[Problem requirements]
Wherever the string "title" shows up in the records below, return that line.

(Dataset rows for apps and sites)
::::::

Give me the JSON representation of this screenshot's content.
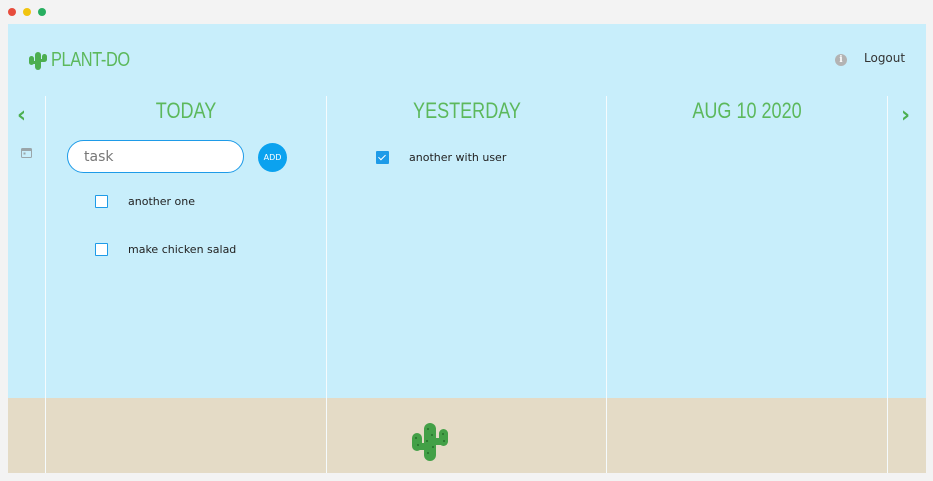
{
  "app": {
    "title": "PLANT-DO",
    "logout_label": "Logout",
    "info_icon": "info-icon",
    "logo_icon": "cactus-icon"
  },
  "nav": {
    "prev_label": "‹",
    "next_label": "›",
    "calendar_icon": "calendar-icon"
  },
  "columns": [
    {
      "title": "TODAY",
      "input": {
        "placeholder": "task",
        "value": ""
      },
      "add_label": "ADD",
      "tasks": [
        {
          "label": "another one",
          "checked": false
        },
        {
          "label": "make chicken salad",
          "checked": false
        }
      ]
    },
    {
      "title": "YESTERDAY",
      "tasks": [
        {
          "label": "another with user",
          "checked": true
        }
      ]
    },
    {
      "title": "AUG 10 2020",
      "tasks": []
    }
  ],
  "colors": {
    "sky": "#c8eefb",
    "ground": "#e4dbc6",
    "accent_green": "#5cb85c",
    "accent_blue": "#1e9be8"
  }
}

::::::

[Solution to this task]
    "title": "PLANT-DO",
      "title": "TODAY",
      "title": "YESTERDAY",
      "title": "AUG 10 2020",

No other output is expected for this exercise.